*** Opening PROVIDED RECORDS ***

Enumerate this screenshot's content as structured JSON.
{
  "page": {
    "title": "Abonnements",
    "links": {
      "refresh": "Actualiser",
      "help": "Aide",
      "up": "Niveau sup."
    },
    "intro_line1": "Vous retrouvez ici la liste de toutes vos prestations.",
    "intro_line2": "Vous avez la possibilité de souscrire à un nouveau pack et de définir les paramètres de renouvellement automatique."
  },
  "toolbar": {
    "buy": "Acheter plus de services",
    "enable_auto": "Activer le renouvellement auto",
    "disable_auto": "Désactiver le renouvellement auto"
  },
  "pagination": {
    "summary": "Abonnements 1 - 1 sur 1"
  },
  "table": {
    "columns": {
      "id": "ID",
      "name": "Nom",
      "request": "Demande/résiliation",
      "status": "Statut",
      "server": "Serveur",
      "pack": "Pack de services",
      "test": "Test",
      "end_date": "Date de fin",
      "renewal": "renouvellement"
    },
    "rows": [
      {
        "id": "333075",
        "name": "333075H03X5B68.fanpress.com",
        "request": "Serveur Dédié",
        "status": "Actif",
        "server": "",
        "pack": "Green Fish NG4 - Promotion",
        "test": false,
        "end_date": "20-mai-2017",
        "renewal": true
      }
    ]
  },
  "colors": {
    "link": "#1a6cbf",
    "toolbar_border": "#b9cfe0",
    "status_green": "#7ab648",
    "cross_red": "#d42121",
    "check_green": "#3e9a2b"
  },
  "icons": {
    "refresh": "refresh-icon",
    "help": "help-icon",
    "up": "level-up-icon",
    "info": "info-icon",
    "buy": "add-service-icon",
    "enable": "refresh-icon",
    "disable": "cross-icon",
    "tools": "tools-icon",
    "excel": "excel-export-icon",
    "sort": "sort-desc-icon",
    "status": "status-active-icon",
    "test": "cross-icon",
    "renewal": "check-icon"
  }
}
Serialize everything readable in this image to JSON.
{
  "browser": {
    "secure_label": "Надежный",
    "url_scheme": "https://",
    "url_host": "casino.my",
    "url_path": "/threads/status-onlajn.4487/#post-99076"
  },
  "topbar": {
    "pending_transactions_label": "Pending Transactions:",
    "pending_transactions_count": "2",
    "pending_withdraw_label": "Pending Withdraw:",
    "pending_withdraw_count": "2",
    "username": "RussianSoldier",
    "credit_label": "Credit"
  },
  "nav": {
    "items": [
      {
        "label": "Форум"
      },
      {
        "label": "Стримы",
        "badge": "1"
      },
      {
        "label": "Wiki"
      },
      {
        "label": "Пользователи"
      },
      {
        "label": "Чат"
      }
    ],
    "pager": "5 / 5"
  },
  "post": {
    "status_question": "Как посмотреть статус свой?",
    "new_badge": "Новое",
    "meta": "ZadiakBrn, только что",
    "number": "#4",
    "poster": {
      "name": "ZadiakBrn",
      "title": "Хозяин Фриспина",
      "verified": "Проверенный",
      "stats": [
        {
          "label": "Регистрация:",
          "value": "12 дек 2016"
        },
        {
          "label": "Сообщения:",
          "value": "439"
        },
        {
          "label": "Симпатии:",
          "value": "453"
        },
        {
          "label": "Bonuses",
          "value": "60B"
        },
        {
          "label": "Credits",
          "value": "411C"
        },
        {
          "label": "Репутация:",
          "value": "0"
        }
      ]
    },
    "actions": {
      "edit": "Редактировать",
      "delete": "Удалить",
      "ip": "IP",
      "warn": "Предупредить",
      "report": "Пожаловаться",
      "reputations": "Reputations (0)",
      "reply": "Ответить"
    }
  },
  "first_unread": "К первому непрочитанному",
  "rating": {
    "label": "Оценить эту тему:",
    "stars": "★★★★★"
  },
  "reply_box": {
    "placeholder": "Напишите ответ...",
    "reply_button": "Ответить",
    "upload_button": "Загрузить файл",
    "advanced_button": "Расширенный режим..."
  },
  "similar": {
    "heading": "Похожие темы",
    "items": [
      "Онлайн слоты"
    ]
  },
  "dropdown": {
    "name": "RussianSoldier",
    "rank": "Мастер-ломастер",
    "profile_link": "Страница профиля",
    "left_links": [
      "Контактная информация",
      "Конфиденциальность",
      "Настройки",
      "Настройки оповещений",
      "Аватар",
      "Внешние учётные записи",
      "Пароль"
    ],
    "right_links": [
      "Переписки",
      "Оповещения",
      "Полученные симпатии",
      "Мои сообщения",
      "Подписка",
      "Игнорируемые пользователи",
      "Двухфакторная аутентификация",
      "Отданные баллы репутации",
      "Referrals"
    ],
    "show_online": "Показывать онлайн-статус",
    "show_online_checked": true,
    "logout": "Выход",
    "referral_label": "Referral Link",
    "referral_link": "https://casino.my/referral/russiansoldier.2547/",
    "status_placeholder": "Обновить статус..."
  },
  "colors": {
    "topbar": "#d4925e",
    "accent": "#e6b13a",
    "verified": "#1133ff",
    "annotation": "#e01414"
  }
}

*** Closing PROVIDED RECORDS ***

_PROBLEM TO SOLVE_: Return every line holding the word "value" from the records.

_ANSWER TO THIS TASK_:
          "value": "12 дек 2016"
          "value": "439"
          "value": "453"
          "value": "60B"
          "value": "411C"
          "value": "0"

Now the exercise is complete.